You may think that you are part of the best generation, but if you’re part of my generation, then I contend that you are part of “Generation Awesome!”
I am born in the late ’70s, and after some unofficial research I’ve noticed that if you’re born between 1970 and 1980, namely on the cusp of Generation X (1966-1976) and Generation Y (1977-1994), then you are set to be in the technology industry. Here is why:
You’ve lived through an array of music devices. You owned a record player. For me, it was by Fisher Price and my first album was “Thriller.” From there it was my pink Sony boom box that I had until college; although tiny, it was a beast.
If you desired a particular song and didn’t want to by the album, then you would repeatedly call your favorite radio station and beg the DJ to play it. For hours you would sit with your trigger finger on the “record” button waiting for that sweet sweet moment when the song got played.
You remember the birth of CDs and took awhile to embrace them (since you couldn’t record your favorite song or make a mixed tape for whom you believed to be your true love). Yet, eventually you began to create your CD collection and found yourself to be the coolest kid on the block when you found that hidden song.
Of course you remember the birth of MP3, the rise and fall of Napster, and the cries of the music industry. You’ve “heard” it all.
You appreciate phone technology and sometimes miss that long swirly cord. You remember rotary phones and de-friended those who had too many zeros in their number. You remember calling your friends over and over only to get a busy signal, (our kids will never know what that sounds like), and then calling the operator to have her break through the line to make sure everyone was alive over there.

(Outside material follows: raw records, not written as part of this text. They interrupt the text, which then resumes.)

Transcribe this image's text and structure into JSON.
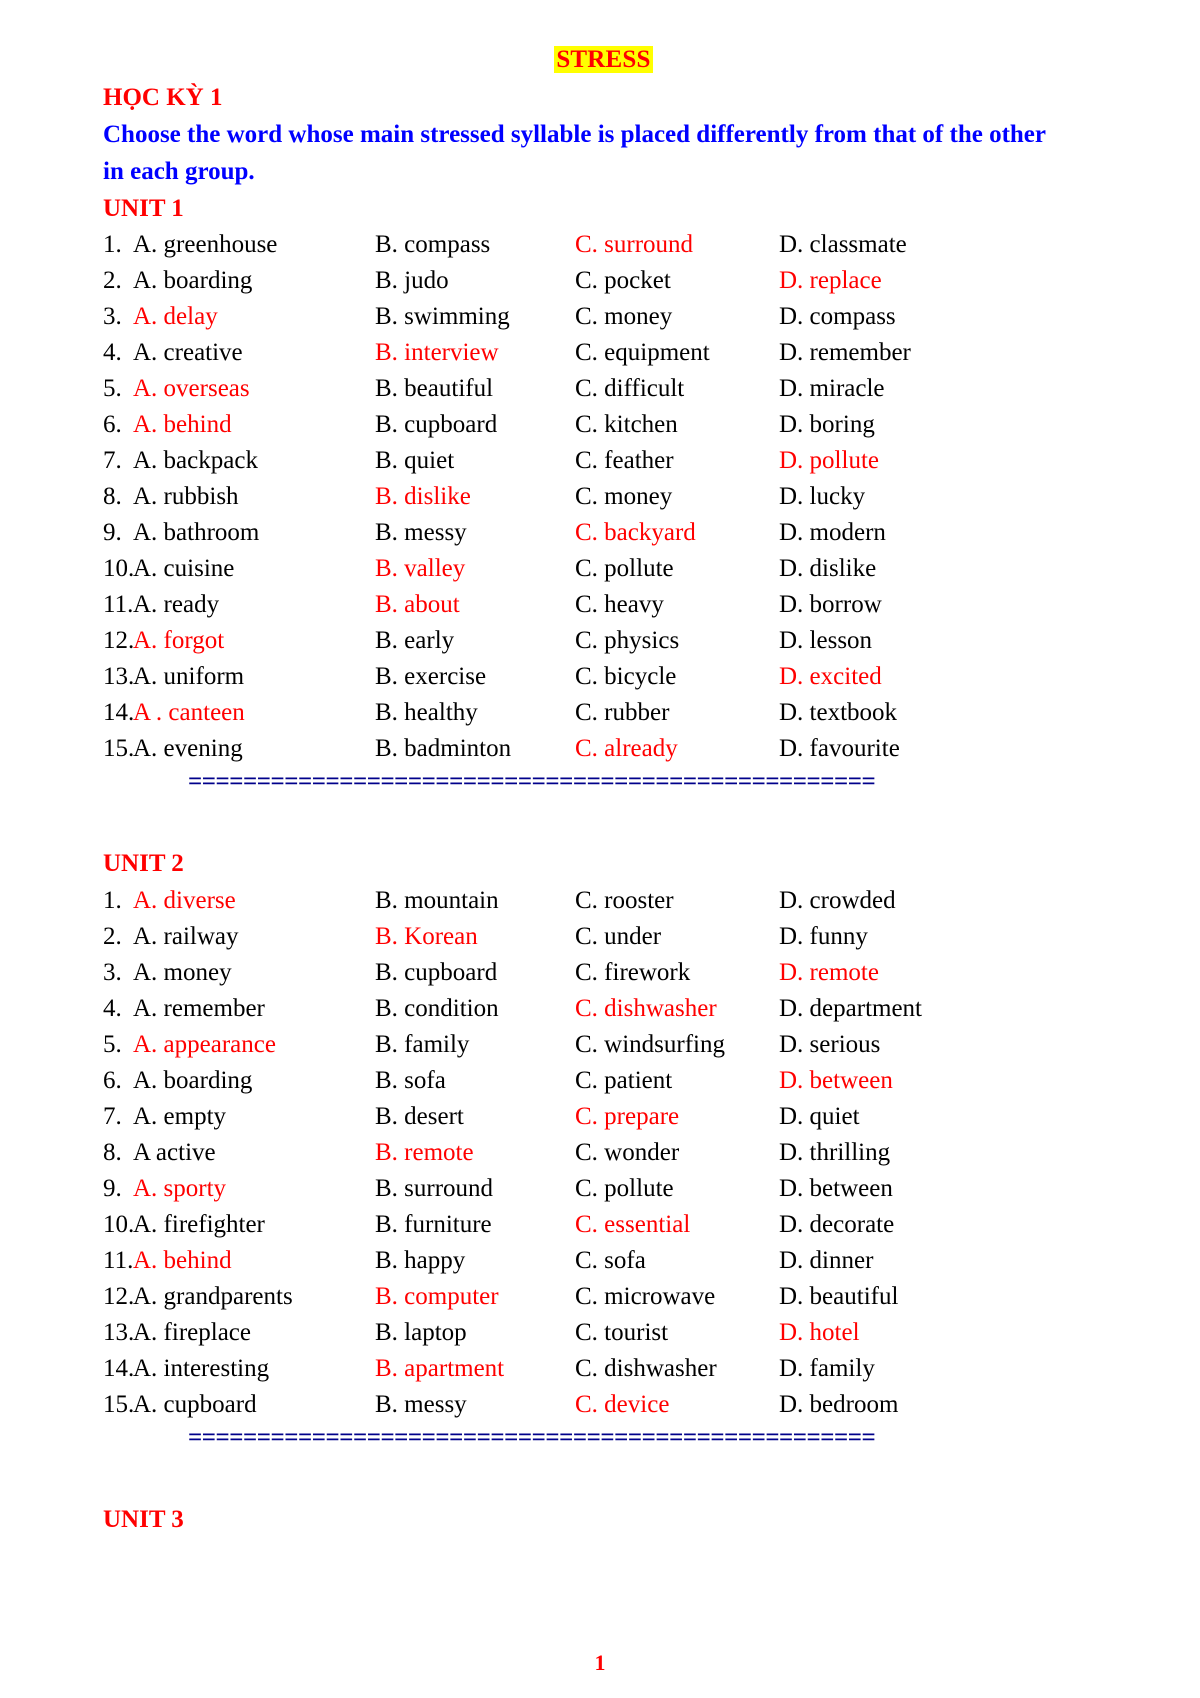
{
  "document": {
    "title": "STRESS",
    "title_highlight_color": "#ffff00",
    "title_text_color": "#ff0000",
    "term_heading": "HỌC KỲ 1",
    "instruction": "Choose the word whose main stressed syllable is placed differently from that of the other in each group.",
    "heading_color": "#ff0000",
    "instruction_color": "#0000ff",
    "answer_color": "#ff0000",
    "separator_color": "#00008b",
    "separator": "==================================================",
    "page_number": "1"
  },
  "units": [
    {
      "heading": "UNIT 1",
      "questions": [
        {
          "num": "1.",
          "a": "A. greenhouse",
          "b": "B. compass",
          "c": "C. surround",
          "d": "D. classmate",
          "answer": "c"
        },
        {
          "num": "2.",
          "a": "A. boarding",
          "b": "B. judo",
          "c": "C. pocket",
          "d": "D. replace",
          "answer": "d"
        },
        {
          "num": "3.",
          "a": "A. delay",
          "b": "B. swimming",
          "c": "C. money",
          "d": "D. compass",
          "answer": "a"
        },
        {
          "num": "4.",
          "a": "A. creative",
          "b": "B. interview",
          "c": "C. equipment",
          "d": "D. remember",
          "answer": "b"
        },
        {
          "num": "5.",
          "a": "A. overseas",
          "b": "B. beautiful",
          "c": "C. difficult",
          "d": "D. miracle",
          "answer": "a"
        },
        {
          "num": "6.",
          "a": "A. behind",
          "b": "B. cupboard",
          "c": "C. kitchen",
          "d": "D. boring",
          "answer": "a"
        },
        {
          "num": "7.",
          "a": "A. backpack",
          "b": "B. quiet",
          "c": "C. feather",
          "d": "D. pollute",
          "answer": "d"
        },
        {
          "num": "8.",
          "a": "A. rubbish",
          "b": "B. dislike",
          "c": "C. money",
          "d": "D. lucky",
          "answer": "b"
        },
        {
          "num": "9.",
          "a": "A. bathroom",
          "b": "B. messy",
          "c": "C. backyard",
          "d": "D. modern",
          "answer": "c"
        },
        {
          "num": "10.",
          "a": "A. cuisine",
          "b": "B. valley",
          "c": "C. pollute",
          "d": "D. dislike",
          "answer": "b"
        },
        {
          "num": "11.",
          "a": "A. ready",
          "b": "B. about",
          "c": "C. heavy",
          "d": "D. borrow",
          "answer": "b"
        },
        {
          "num": "12.",
          "a": "A. forgot",
          "b": "B. early",
          "c": "C. physics",
          "d": "D. lesson",
          "answer": "a"
        },
        {
          "num": "13.",
          "a": "A. uniform",
          "b": "B. exercise",
          "c": "C. bicycle",
          "d": "D. excited",
          "answer": "d"
        },
        {
          "num": "14.",
          "a": "A . canteen",
          "b": "B. healthy",
          "c": "C. rubber",
          "d": "D. textbook",
          "answer": "a"
        },
        {
          "num": "15.",
          "a": "A. evening",
          "b": "B. badminton",
          "c": "C. already",
          "d": "D. favourite",
          "answer": "c"
        }
      ]
    },
    {
      "heading": "UNIT 2",
      "questions": [
        {
          "num": "1.",
          "a": "A. diverse",
          "b": "B. mountain",
          "c": "C. rooster",
          "d": "D. crowded",
          "answer": "a"
        },
        {
          "num": "2.",
          "a": "A. railway",
          "b": "B. Korean",
          "c": "C. under",
          "d": "D. funny",
          "answer": "b"
        },
        {
          "num": "3.",
          "a": "A. money",
          "b": "B. cupboard",
          "c": "C. firework",
          "d": "D. remote",
          "answer": "d"
        },
        {
          "num": "4.",
          "a": "A. remember",
          "b": "B. condition",
          "c": "C. dishwasher",
          "d": "D. department",
          "answer": "c"
        },
        {
          "num": "5.",
          "a": "A. appearance",
          "b": "B. family",
          "c": "C. windsurfing",
          "d": "D. serious",
          "answer": "a"
        },
        {
          "num": "6.",
          "a": "A. boarding",
          "b": "B. sofa",
          "c": "C. patient",
          "d": "D. between",
          "answer": "d"
        },
        {
          "num": "7.",
          "a": "A. empty",
          "b": "B. desert",
          "c": "C. prepare",
          "d": "D. quiet",
          "answer": "c"
        },
        {
          "num": "8.",
          "a": "A active",
          "b": "B. remote",
          "c": "C. wonder",
          "d": "D. thrilling",
          "answer": "b"
        },
        {
          "num": "9.",
          "a": "A. sporty",
          "b": "B. surround",
          "c": "C. pollute",
          "d": "D. between",
          "answer": "a"
        },
        {
          "num": "10.",
          "a": "A. firefighter",
          "b": "B. furniture",
          "c": "C. essential",
          "d": "D. decorate",
          "answer": "c"
        },
        {
          "num": "11.",
          "a": "A. behind",
          "b": "B. happy",
          "c": "C. sofa",
          "d": "D. dinner",
          "answer": "a"
        },
        {
          "num": "12.",
          "a": "A. grandparents",
          "b": "B. computer",
          "c": "C. microwave",
          "d": "D. beautiful",
          "answer": "b"
        },
        {
          "num": "13.",
          "a": "A. fireplace",
          "b": "B. laptop",
          "c": "C. tourist",
          "d": "D. hotel",
          "answer": "d"
        },
        {
          "num": "14.",
          "a": "A. interesting",
          "b": "B. apartment",
          "c": "C. dishwasher",
          "d": "D. family",
          "answer": "b"
        },
        {
          "num": "15.",
          "a": "A. cupboard",
          "b": "B. messy",
          "c": "C. device",
          "d": "D. bedroom",
          "answer": "c"
        }
      ]
    },
    {
      "heading": "UNIT 3",
      "questions": []
    }
  ]
}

Prank phone calls were a Friday night event and this existed long before *69. At some point, you or your friend got a second line, and that was the “raddest” thing ever. If you weren’t cool enough for a second line, call waiting reigned supreme. Can you still remember your first phone number? You remember pagers and car phones, (that were hardwired to the car) and then of course the wide array of cell phones over the last decade. Today you may not even have a home phone “land line.”
You remember life before computers. Maybe you grew up with a typewriter. From there it was a word processor and not everyone had them. I remember being dropped off at my friend’s house so I could use their word processor, which still required a good bottle of White Out. When I was in high school, keyboarding was offered as an elective. I took the class, and it turned out to be the best class I have ever taken. I can type crazy fast without even looking at the keyboard, which is a huge asset in my new writing sideline.

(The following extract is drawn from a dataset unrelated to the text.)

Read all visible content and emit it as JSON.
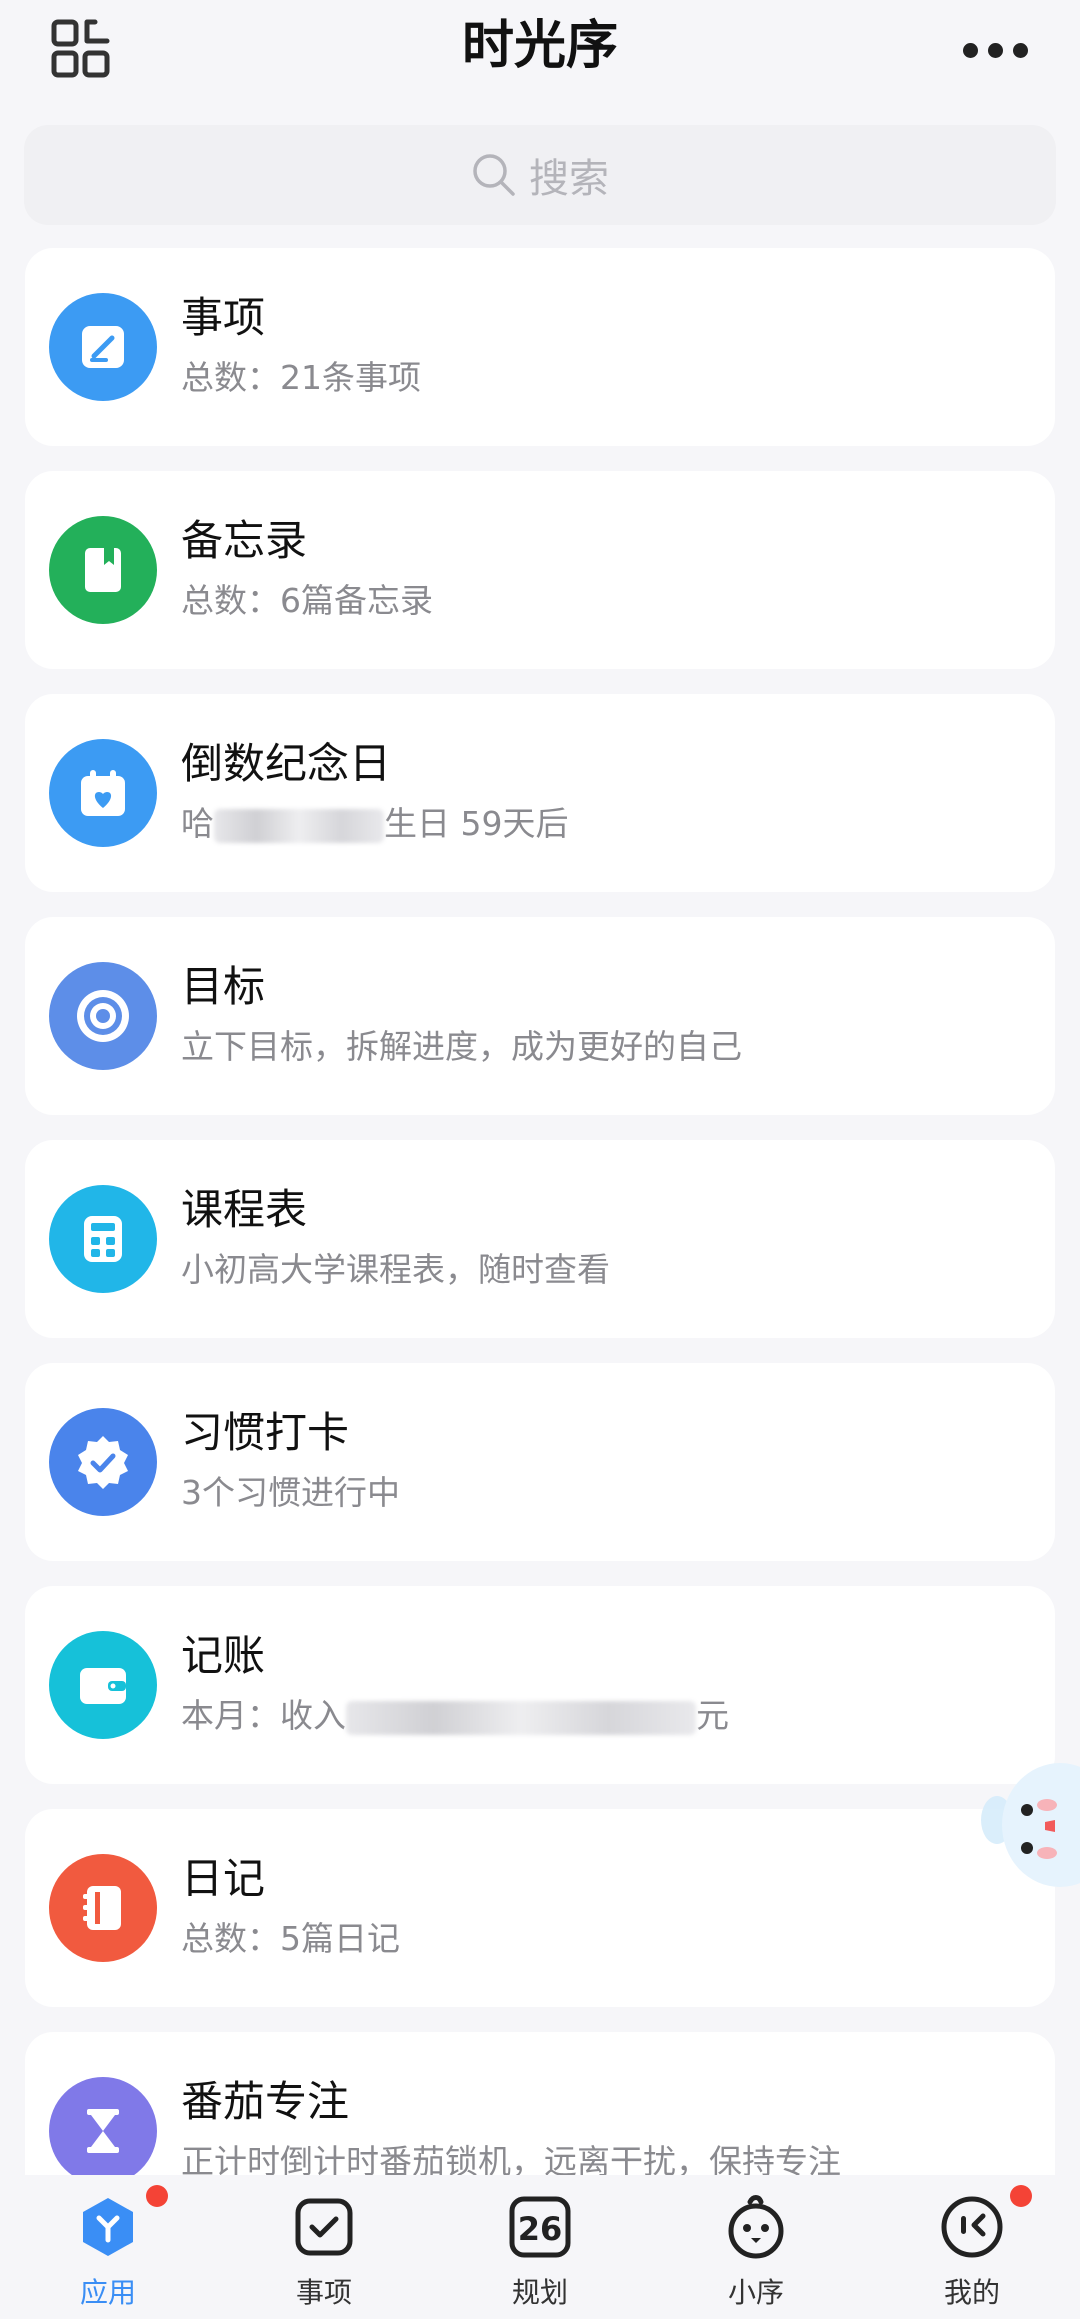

My senior year was the first year when typed essays were required. Generation Awesome knows how to write, even in cursive (which isn’t even being taught in some of today’s schools). I bet that you remember your first family computer, and you remember the birth of the internet. You remember AOL and that screeching sound a modem made.
My freshman year in college was one of the first years that email addresses were assigned to incoming students. We were on the cutting edge. I remember creating my Yahoo email address thinking this thing would never stay free, and I still have that email address today. We created “clever” email addresses that seemed so funny at the time, and now we blush when we give them.
As for computers… you saw the first in the home office to the computer that lives in your pocket.
You’ve seen great change in the way we communicate. You’ve written letters and probably even had a pen pal. You’ve been inside a post office and have had them hold your mail while you moved or went on vacation. With the advent of email, you reconnected with old friends with long letters. Today you use social networking with the rest of the crowd. You’ve IM’d and now message friends through Facebook. You’ve even developed a talent for expressing your feelings, thoughts, and opinions in 140 characters or less.
The point is that my made-up “Generation Awesome” has a grand regard for technology; we thrived before it and have succeeded with it. We appreciate how much life has changed and continues to change. We can text message, but we can also hold a conversation and make eye contact. We can use the map app, but still know that even-numbered addresses are on one side, and odd numbers are on the other.
For us, anything is possible, as we’ve lived through the technology boom. We understand how big the world is, and yet, how much smaller it is than it used to be. Because we’ve seen such transitions in every walk of life, we possess a massive amount of respect for technology, therefore, are poised better to sell it and design around it… or at least understand it and adapt to it.
What’s your favorite pre-technology or new technology memory?
Heather L. Sidorowicz is the president of Southtown Audio Video in Hamburg, NY.